Donald Macleod focuses on Ethel Smyth's association with the suffragettes and presents music from The Boatswain's Mate and The Wreckers.
Ethel Smyth and her association with the suffragettes, featuring music from The Boatswain's Mate and The Wreckers.
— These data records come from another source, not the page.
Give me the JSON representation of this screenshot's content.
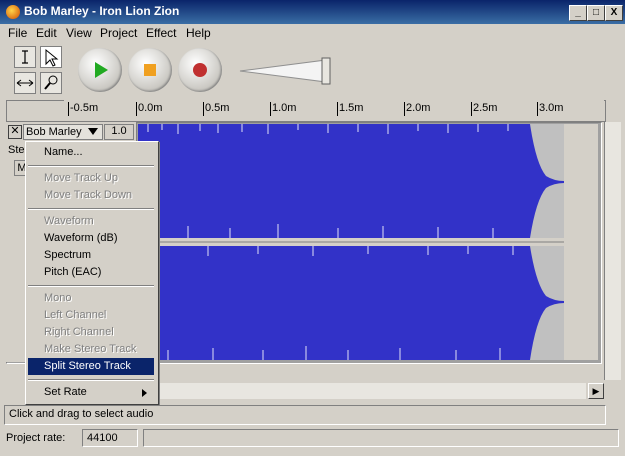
{
  "window": {
    "title": "Bob Marley - Iron Lion Zion",
    "min": "_",
    "max": "□",
    "close": "X"
  },
  "menubar": [
    "File",
    "Edit",
    "View",
    "Project",
    "Effect",
    "Help"
  ],
  "ruler": {
    "labels": [
      "-0.5m",
      "0.0m",
      "0.5m",
      "1.0m",
      "1.5m",
      "2.0m",
      "2.5m",
      "3.0m"
    ]
  },
  "track": {
    "name": "Bob Marley",
    "gain": "1.0",
    "stereo_label": "Ste",
    "mute_label": "M"
  },
  "menu": {
    "items": [
      {
        "label": "Name...",
        "disabled": false
      },
      {
        "label": "Move Track Up",
        "disabled": true
      },
      {
        "label": "Move Track Down",
        "disabled": true
      },
      {
        "label": "Waveform",
        "disabled": true
      },
      {
        "label": "Waveform (dB)",
        "disabled": false
      },
      {
        "label": "Spectrum",
        "disabled": false
      },
      {
        "label": "Pitch (EAC)",
        "disabled": false
      },
      {
        "label": "Mono",
        "disabled": true
      },
      {
        "label": "Left Channel",
        "disabled": true
      },
      {
        "label": "Right Channel",
        "disabled": true
      },
      {
        "label": "Make Stereo Track",
        "disabled": true
      },
      {
        "label": "Split Stereo Track",
        "disabled": false,
        "selected": true
      },
      {
        "label": "Set Rate",
        "disabled": false,
        "submenu": true
      }
    ]
  },
  "status": {
    "text": "Click and drag to select audio",
    "rate_label": "Project rate:",
    "rate_value": "44100"
  },
  "colors": {
    "wave": "#3232c8",
    "titlebar": "#0a246a"
  },
  "icons": {
    "play": "play-icon",
    "stop": "stop-icon",
    "record": "record-icon"
  }
}
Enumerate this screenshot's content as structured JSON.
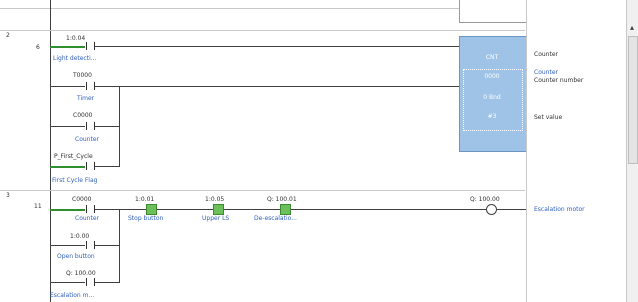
{
  "rungs": [
    {
      "number": "2",
      "step": "6"
    },
    {
      "number": "3",
      "step": "11"
    }
  ],
  "rung2": {
    "c1": {
      "address": "1:0.04",
      "comment": "Light detecti..."
    },
    "c2": {
      "address": "T0000",
      "comment": "Timer"
    },
    "c3": {
      "address": "C0000",
      "comment": "Counter"
    },
    "c4": {
      "address": "P_First_Cycle",
      "comment": "First Cycle Flag"
    },
    "block": {
      "name": "CNT",
      "operand1": "0000",
      "operand2": "0 Bnd",
      "operand3": "#3"
    },
    "annotations": {
      "a1": "Counter",
      "a2": "Counter",
      "a2b": "Counter number",
      "a3": "Set value"
    }
  },
  "rung3": {
    "c1": {
      "address": "C0000",
      "comment": "Counter"
    },
    "c2": {
      "address": "1:0.01",
      "comment": "Stop button"
    },
    "c3": {
      "address": "1:0.05",
      "comment": "Upper LS"
    },
    "c4": {
      "address": "Q: 100.01",
      "comment": "De-escalatio..."
    },
    "b1": {
      "address": "1:0.00",
      "comment": "Open button"
    },
    "b2": {
      "address": "Q: 100.00",
      "comment": "Escalation m..."
    },
    "coil": {
      "address": "Q: 100.00",
      "comment": "Escalation motor"
    }
  },
  "icons": {
    "scroll_up": "▴"
  },
  "colors": {
    "active_contact": "#6bc05a",
    "function_block": "#9ec3e6",
    "comment_text": "#3060c0"
  }
}
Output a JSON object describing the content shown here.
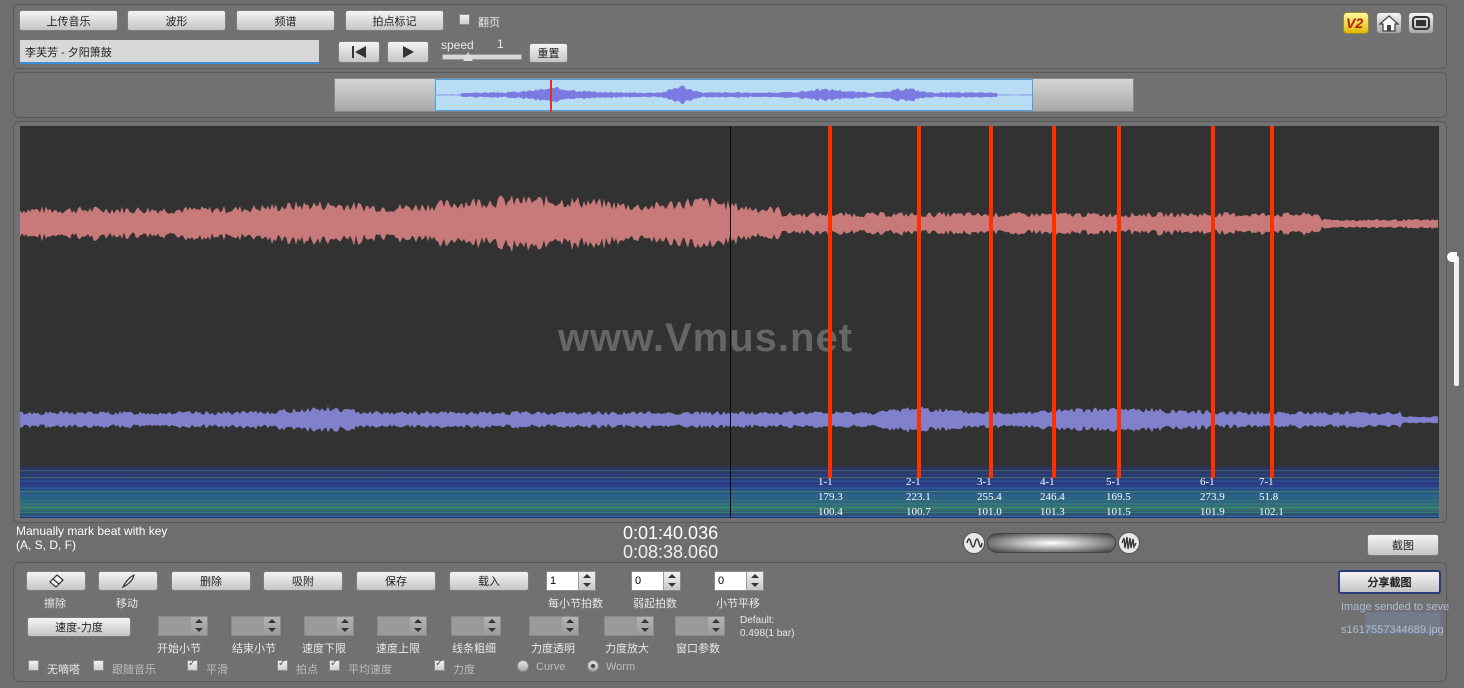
{
  "top": {
    "buttons": [
      "上传音乐",
      "波形",
      "频谱",
      "拍点标记"
    ],
    "flip_label": "翻页",
    "song_title": "李芙芳 - 夕阳箫鼓",
    "speed_label": "speed",
    "speed_value": "1",
    "reset_label": "重置",
    "corner_badge": "V2"
  },
  "waveform": {
    "watermark": "www.Vmus.net",
    "beats": [
      {
        "label": "1-1",
        "v1": "179.3",
        "v2": "100.4"
      },
      {
        "label": "2-1",
        "v1": "223.1",
        "v2": "100.7"
      },
      {
        "label": "3-1",
        "v1": "255.4",
        "v2": "101.0"
      },
      {
        "label": "4-1",
        "v1": "246.4",
        "v2": "101.3"
      },
      {
        "label": "5-1",
        "v1": "169.5",
        "v2": "101.5"
      },
      {
        "label": "6-1",
        "v1": "273.9",
        "v2": "101.9"
      },
      {
        "label": "7-1",
        "v1": "51.8",
        "v2": "102.1"
      }
    ]
  },
  "status": {
    "hint_line1": "Manually mark beat with key",
    "hint_line2": "(A, S, D, F)",
    "current_time": "0:01:40.036",
    "total_time": "0:08:38.060",
    "screenshot_label": "截图"
  },
  "bottom": {
    "tools": [
      "擦除",
      "移动"
    ],
    "actions": [
      "删除",
      "吸附",
      "保存",
      "载入"
    ],
    "beats_per_bar": {
      "value": "1",
      "label": "每小节拍数"
    },
    "weak_beats": {
      "value": "0",
      "label": "弱起拍数"
    },
    "bar_shift": {
      "value": "0",
      "label": "小节平移"
    },
    "tempo_button": "速度-力度",
    "params": [
      "开始小节",
      "结束小节",
      "速度下限",
      "速度上限",
      "线条粗细",
      "力度透明",
      "力度放大",
      "窗口参数"
    ],
    "default_line1": "Default:",
    "default_line2": "0.498(1 bar)",
    "options": {
      "no_mouse": "无嘀嗒",
      "follow_music": "跟随音乐",
      "smooth": "平滑",
      "beat": "拍点",
      "avg_speed": "平均速度",
      "force": "力度",
      "curve": "Curve",
      "worm": "Worm"
    },
    "share_button": "分享截图",
    "share_msg1": "Image sended to seve",
    "share_msg2": "s1617557344689.jpg"
  }
}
Accounts of Dame Ethel Smyth cast her as a doughty figure, unafraid to flout convention. Born into an upper class Victorian family, the fact that Smyth wanted a professional career in music is exceptional in itself. Two major choral works, several orchestral works, six operas and a significant body of chamber music, attest to her seriousness of purpose as a composer. However, the sheer gusto and number of other activities the ebullient Smyth pursued have tended to obscure her artistic reception. A keen traveller, she was a successful author, producing nine largely autobiographical books. A life-long champion of women's rights, among the causes she supported was Mrs. Pankhurst's "right to vote" campaign. Her competitive nature found a perfect partner in sport; she was often to be found riding to hounds, playing tennis matches or striding over the golf course. As one rather bemused contemporary musician remarked when he met her, she is "the most remarkable and original woman composer in the history of music".
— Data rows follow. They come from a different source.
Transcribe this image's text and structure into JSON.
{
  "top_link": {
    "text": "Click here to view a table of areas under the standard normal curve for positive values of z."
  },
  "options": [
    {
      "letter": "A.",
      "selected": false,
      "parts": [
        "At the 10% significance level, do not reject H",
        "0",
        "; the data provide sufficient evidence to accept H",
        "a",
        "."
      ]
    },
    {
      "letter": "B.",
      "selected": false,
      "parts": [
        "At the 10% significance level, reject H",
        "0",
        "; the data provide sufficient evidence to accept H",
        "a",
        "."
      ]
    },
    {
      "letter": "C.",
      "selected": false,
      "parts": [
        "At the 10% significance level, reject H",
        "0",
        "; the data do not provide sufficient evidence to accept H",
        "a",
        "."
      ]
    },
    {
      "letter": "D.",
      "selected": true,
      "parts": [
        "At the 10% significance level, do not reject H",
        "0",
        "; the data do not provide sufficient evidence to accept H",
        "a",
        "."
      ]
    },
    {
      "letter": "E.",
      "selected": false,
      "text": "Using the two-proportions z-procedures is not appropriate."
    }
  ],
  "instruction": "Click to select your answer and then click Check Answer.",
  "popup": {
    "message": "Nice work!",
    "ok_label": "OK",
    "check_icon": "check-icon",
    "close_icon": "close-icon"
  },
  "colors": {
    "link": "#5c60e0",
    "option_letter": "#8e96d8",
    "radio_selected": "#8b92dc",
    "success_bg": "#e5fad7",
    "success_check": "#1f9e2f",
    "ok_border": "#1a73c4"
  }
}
Donald Macleod charts Ethel Smyth's involvement in women's suffrage. Inspired by meeting Emmeline Pankhurst, head of the Women's Social and Political Union, Smyth decided to take two years off her musical career to help support the fight for women's rights. Her activism famously led to her imprisonment for throwing stones through a suffrage opponent's window. In 1912, having resumed her music career, she began work on what's probably her most feminist influenced work, the comic opera, the Boatswain's Mate.